Businessman, Naturalist and inventor Clarence Birdseye pioneered the process of flash freezing in the United States. His company was bought by General Foods.
Clarence Birdseye was born in Brooklyn, New York, on December 9, 1886. From a young age, he was interested in botany and zoology. Birdseye enrolled at Amherst College with the goal of becoming a biologist. Unable to afford his tuition, circa 1910, Birdseye dropped out of school and took a job as a government field naturalist for the U.S. Biological Survey—while supplementing his income with fur trading.
In 1912, Birdseye set out on a five-year fur-trading expedition on the Canadian peninsula of Labrador. During his time in the Arctic, Birdseye observed that Eskimos froze food in the winter, due to the challenges of procuring fresh food. He was fascinated by their quick freezing process, which entailed using the elements—ice, wind and cold temperatures—to freeze freshly caught fish instantly. Birdseye noticed that when the fish was frozen quickly, it retained its freshness until it was thawed. Only small ice crystals formed on the fish, and its cell walls remained intact. With his scientific mind, Birdseye wondered how the quick freezing process might work on fresh vegetables and other foods.
When Birdseye returned to the United States, he invented the "Quick Freeze Machine," based on the principles he had learned from the Eskimos. The machine worked on fish, fruit and vegetables. In 1924, Birdseye started a frozen-food company, the General Seafood Corporation, with the help of wealthy investors.
In 1929, the Postum Company bought the General Seafood Corporation and the new General Foods Corporation was born. General Foods kept the Birdseye trademark, but inserted a space between the two syllables to create the brand "Birds Eye." Hired as a consultant at General Foods, Birdseye served as president of Birds Eye Frosted Foods from 1930 to 1934, and Birdseye Electric Company from 1935 to 1938. During the early 1930s, General Foods released Birdseye's frozen vegetables, fruit, meat and fish onto the market, revolutionizing the way Americans cooked and ate.
Birdseye died on October 7, 1956, of a heart attack at the Gramercy Park Hotel.

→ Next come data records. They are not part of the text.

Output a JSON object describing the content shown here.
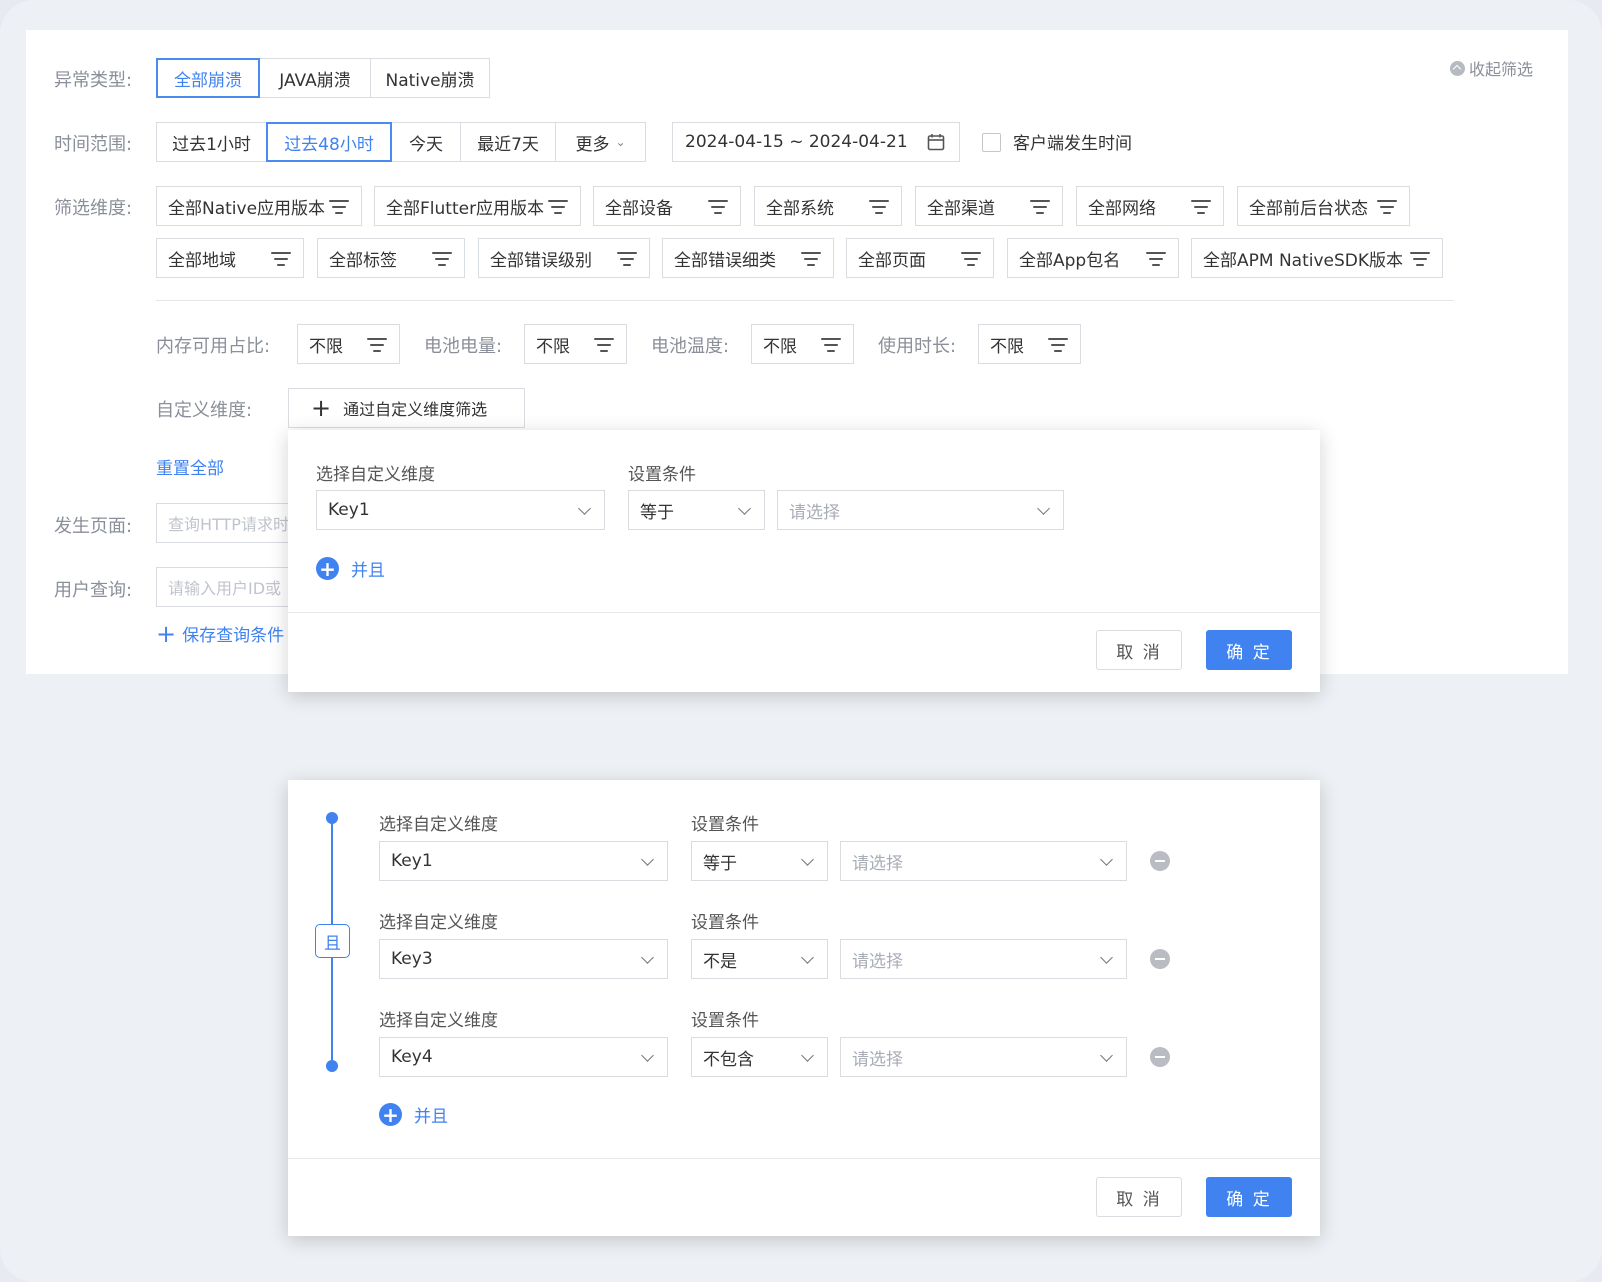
{
  "filters": {
    "collapse_label": "收起筛选",
    "exception_type": {
      "label": "异常类型:",
      "options": [
        "全部崩溃",
        "JAVA崩溃",
        "Native崩溃"
      ],
      "selected": "全部崩溃"
    },
    "time_range": {
      "label": "时间范围:",
      "options": [
        "过去1小时",
        "过去48小时",
        "今天",
        "最近7天",
        "更多"
      ],
      "selected": "过去48小时",
      "date_range": "2024-04-15 ~ 2024-04-21",
      "client_time_label": "客户端发生时间"
    },
    "dimensions": {
      "label": "筛选维度:",
      "chips": [
        "全部Native应用版本",
        "全部Flutter应用版本",
        "全部设备",
        "全部系统",
        "全部渠道",
        "全部网络",
        "全部前后台状态",
        "全部地域",
        "全部标签",
        "全部错误级别",
        "全部错误细类",
        "全部页面",
        "全部App包名",
        "全部APM NativeSDK版本"
      ]
    },
    "metrics": [
      {
        "label": "内存可用占比:",
        "value": "不限"
      },
      {
        "label": "电池电量:",
        "value": "不限"
      },
      {
        "label": "电池温度:",
        "value": "不限"
      },
      {
        "label": "使用时长:",
        "value": "不限"
      }
    ],
    "custom": {
      "label": "自定义维度:",
      "button": "通过自定义维度筛选"
    },
    "reset_all": "重置全部",
    "page": {
      "label": "发生页面:",
      "placeholder": "查询HTTP请求时"
    },
    "user": {
      "label": "用户查询:",
      "placeholder": "请输入用户ID或"
    },
    "save_query": "保存查询条件"
  },
  "popup1": {
    "dim_label": "选择自定义维度",
    "cond_label": "设置条件",
    "dim_value": "Key1",
    "cond_value": "等于",
    "value_placeholder": "请选择",
    "add_label": "并且",
    "cancel": "取 消",
    "ok": "确 定"
  },
  "popup2": {
    "and_tag": "且",
    "rows": [
      {
        "dim_label": "选择自定义维度",
        "cond_label": "设置条件",
        "dim_value": "Key1",
        "cond_value": "等于",
        "value_placeholder": "请选择"
      },
      {
        "dim_label": "选择自定义维度",
        "cond_label": "设置条件",
        "dim_value": "Key3",
        "cond_value": "不是",
        "value_placeholder": "请选择"
      },
      {
        "dim_label": "选择自定义维度",
        "cond_label": "设置条件",
        "dim_value": "Key4",
        "cond_value": "不包含",
        "value_placeholder": "请选择"
      }
    ],
    "add_label": "并且",
    "cancel": "取 消",
    "ok": "确 定"
  },
  "colors": {
    "accent": "#3f82f0",
    "border": "#d9dce1",
    "label": "#8a8f99"
  }
}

He was 69 years old.Birdseye was cremated and his ashes were scattered at sea off Gloucester, Massachusetts.